Last January, a study in Nature Climate Change showed the world's glaciers are the smallest they've been in human history, revealing radiocarbon material that hasn't been exposed for 40,000 years.
Starting July 1, anyone in Japan who wishes to register and sell a whole elephant tusk must first prove its age through carbon dating.
How many ways can you say “tiny?” How about miniature, miniscule, and minimum, for starters?
Coal is everywhere in Mongolia’s frigid capital. It sits beneath the towering smokestacks of power plants in piles as big as football fields.
NASA's Oceans Melting Greenland (OMG) project has revealed Greenland’s Jakobshavn Glacier, the island’s biggest, is actually growing, at least at its edge.

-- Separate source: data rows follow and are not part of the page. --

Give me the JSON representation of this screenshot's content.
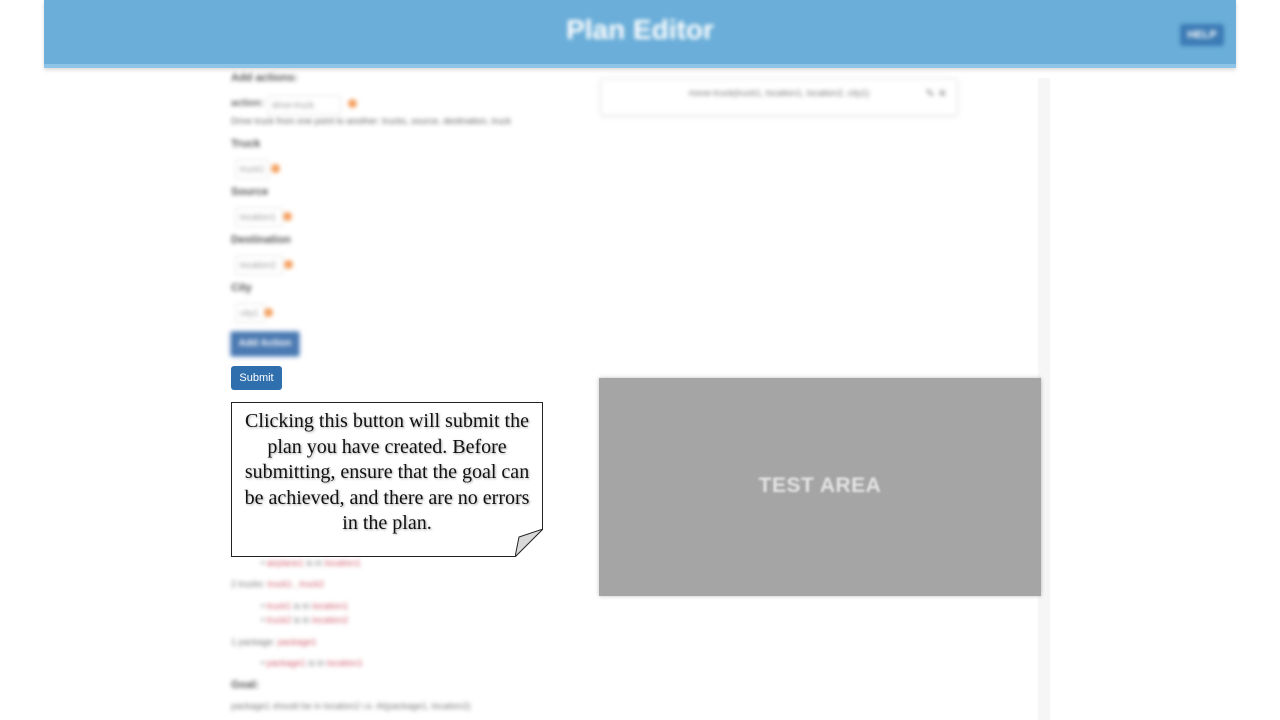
{
  "header": {
    "title": "Plan Editor",
    "help_label": "HELP"
  },
  "actions_panel": {
    "title": "Add actions:",
    "action_label": "action:",
    "action_value": "drive-truck",
    "action_description": "Drive truck from one point to another: trucks, source, destination, truck",
    "fields": [
      {
        "label": "Truck",
        "value": "truck1"
      },
      {
        "label": "Source",
        "value": "location1"
      },
      {
        "label": "Destination",
        "value": "location2"
      },
      {
        "label": "City",
        "value": "city1"
      }
    ],
    "add_action_label": "Add Action"
  },
  "submit_label": "Submit",
  "tooltip": {
    "text": "Clicking this button will submit the plan you have created. Before submitting, ensure that the goal can be achieved, and there are no errors in the plan."
  },
  "state": {
    "lines": [
      {
        "a": "airplane1",
        "b": "location1"
      },
      {
        "heading": "2 trucks:",
        "items": "truck1 , truck2"
      },
      {
        "a": "truck1",
        "b": "location1"
      },
      {
        "a": "truck2",
        "b": "location2"
      },
      {
        "heading": "1 package:",
        "items": "package1"
      },
      {
        "a": "package1",
        "b": "location1"
      }
    ],
    "at_label": "is in",
    "goal_title": "Goal:",
    "goal_text": "package1 should be in location2 i.e. At(package1, location2)"
  },
  "plan": {
    "step": "move-truck(truck1, location1, location2, city1)",
    "edit_icon": "pencil-icon",
    "delete_icon": "close-icon"
  },
  "test_area": {
    "label": "TEST AREA"
  },
  "colors": {
    "header": "#6aaed9",
    "submit": "#2f6fae",
    "add_action": "#4a79b2",
    "dot": "#f4a060",
    "test_area": "#a5a5a5"
  }
}
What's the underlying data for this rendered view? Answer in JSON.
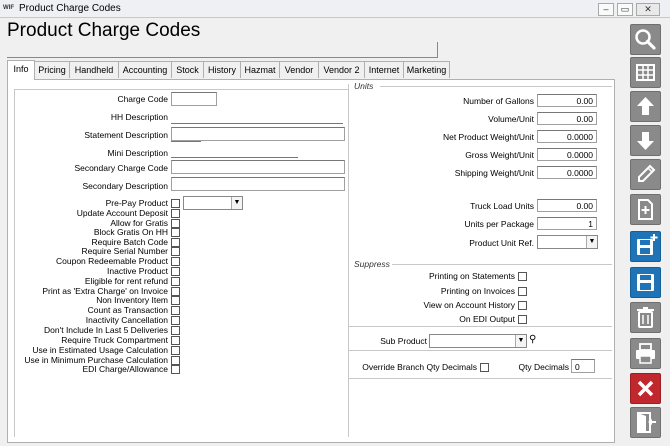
{
  "window": {
    "title": "Product Charge Codes",
    "icon_text": "WIF"
  },
  "page": {
    "title": "Product Charge Codes"
  },
  "tabs": [
    "Info",
    "Pricing",
    "Handheld",
    "Accounting",
    "Stock",
    "History",
    "Hazmat",
    "Vendor",
    "Vendor 2",
    "Internet",
    "Marketing"
  ],
  "active_tab": "Info",
  "left": {
    "charge_code": "Charge Code",
    "hh_description": "HH Description",
    "statement_description": "Statement Description",
    "mini_description": "Mini Description",
    "secondary_charge_code": "Secondary Charge Code",
    "secondary_description": "Secondary Description",
    "checkboxes": [
      "Pre-Pay Product",
      "Update Account Deposit",
      "Allow for Gratis",
      "Block Gratis On HH",
      "Require Batch Code",
      "Require Serial Number",
      "Coupon Redeemable Product",
      "Inactive Product",
      "Eligible for rent refund",
      "Print as 'Extra Charge' on Invoice",
      "Non Inventory Item",
      "Count as Transaction",
      "Inactivity Cancellation",
      "Don't Include In Last 5 Deliveries",
      "Require Truck Compartment",
      "Use in Estimated Usage Calculation",
      "Use in Minimum Purchase Calculation",
      "EDI Charge/Allowance"
    ]
  },
  "units": {
    "group_label": "Units",
    "number_of_gallons": {
      "label": "Number of Gallons",
      "value": "0.00"
    },
    "volume_unit": {
      "label": "Volume/Unit",
      "value": "0.00"
    },
    "net_weight": {
      "label": "Net Product Weight/Unit",
      "value": "0.0000"
    },
    "gross_weight": {
      "label": "Gross Weight/Unit",
      "value": "0.0000"
    },
    "shipping_weight": {
      "label": "Shipping Weight/Unit",
      "value": "0.0000"
    },
    "truck_load_units": {
      "label": "Truck Load Units",
      "value": "0.00"
    },
    "units_per_package": {
      "label": "Units per Package",
      "value": "1"
    },
    "product_unit_ref": {
      "label": "Product Unit Ref."
    }
  },
  "suppress": {
    "group_label": "Suppress",
    "items": [
      "Printing on Statements",
      "Printing on Invoices",
      "View on Account History",
      "On EDI Output"
    ]
  },
  "bottom": {
    "sub_product": "Sub Product",
    "override_branch": "Override Branch Qty Decimals",
    "qty_decimals_label": "Qty Decimals",
    "qty_decimals_value": "0"
  },
  "toolbar": [
    "search-icon",
    "grid-icon",
    "arrow-up-icon",
    "arrow-down-icon",
    "pencil-icon",
    "new-document-icon",
    "save-new-icon",
    "save-icon",
    "trash-icon",
    "print-icon",
    "close-x-icon",
    "exit-door-icon"
  ]
}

In the middle of the Atlantic Ocean, hundreds of feet underwater, the Greek goddess of love lives on—in the form of a dazzling reef fish.

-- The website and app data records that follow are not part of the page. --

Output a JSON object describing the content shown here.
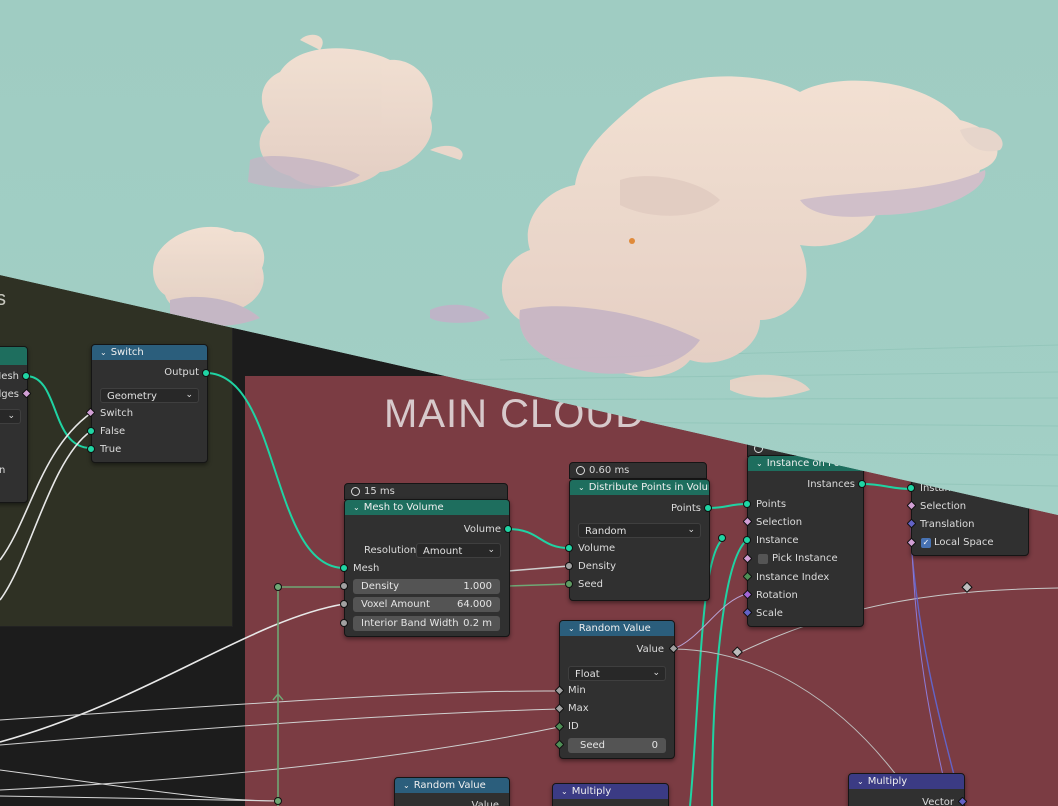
{
  "frames": {
    "left_label": "s",
    "main_label": "MAIN CLOUD"
  },
  "nodes": {
    "edge_left": {
      "mesh_label": "Mesh",
      "edges_label": "dges",
      "dd_arrow": "⌄",
      "n_label": "n"
    },
    "switch": {
      "title": "Switch",
      "output": "Output",
      "type_value": "Geometry",
      "switch_label": "Switch",
      "false_label": "False",
      "true_label": "True"
    },
    "mesh_to_volume": {
      "timer": "15 ms",
      "title": "Mesh to Volume",
      "volume_out": "Volume",
      "resolution_label": "Resolution",
      "resolution_value": "Amount",
      "mesh_label": "Mesh",
      "density_label": "Density",
      "density_value": "1.000",
      "voxel_label": "Voxel Amount",
      "voxel_value": "64.000",
      "band_label": "Interior Band Width",
      "band_value": "0.2 m"
    },
    "distribute": {
      "timer": "0.60 ms",
      "title": "Distribute Points in Volume",
      "points_out": "Points",
      "mode_value": "Random",
      "volume_label": "Volume",
      "density_label": "Density",
      "seed_label": "Seed"
    },
    "instance_on_points": {
      "title": "Instance on Points",
      "instances_out": "Instances",
      "points_label": "Points",
      "selection_label": "Selection",
      "instance_label": "Instance",
      "pick_label": "Pick Instance",
      "index_label": "Instance Index",
      "rotation_label": "Rotation",
      "scale_label": "Scale"
    },
    "translate": {
      "instance_label": "Instance",
      "selection_label": "Selection",
      "translation_label": "Translation",
      "local_label": "Local Space"
    },
    "random_value": {
      "title": "Random Value",
      "value_out": "Value",
      "type_value": "Float",
      "min_label": "Min",
      "max_label": "Max",
      "id_label": "ID",
      "seed_label": "Seed",
      "seed_value": "0"
    },
    "random_value_2": {
      "title": "Random Value",
      "value_out": "Value"
    },
    "multiply_1": {
      "title": "Multiply"
    },
    "multiply_2": {
      "title": "Multiply",
      "vector_out": "Vector"
    }
  },
  "colors": {
    "sky": "#9ccbc0",
    "main_frame": "#7b3c43",
    "left_frame": "#2f3124",
    "geometry_header": "#1e6e5e",
    "utility_header": "#2b5e7c",
    "math_header": "#3b3b84",
    "geometry_socket": "#20d5a4"
  }
}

Lions, already in decline throughout Africa, face a new threat: growing demand for their body parts, including bones, teeth, and claws.
Obuasi, GhanaKwaku Asare grabbed his machete and trekked through the bush to his cocoa farm—through winding pathways and hills, past ominous pits of muddy water, and underneath the low-hanging cano
The carbon footprint of some of the world’s biggest cities is 60 percent larger than previously estimated when all the products and services a city consumes are included, according to a new analysi
Forfeiting our commons
The Lancet’s Series on Maternal and Child Undernutrition
President Obama's grand climate plan does not add up
Climate change can no longer be ignored
NGO demands withdrawal of Niyamgiri gram sabha notificatio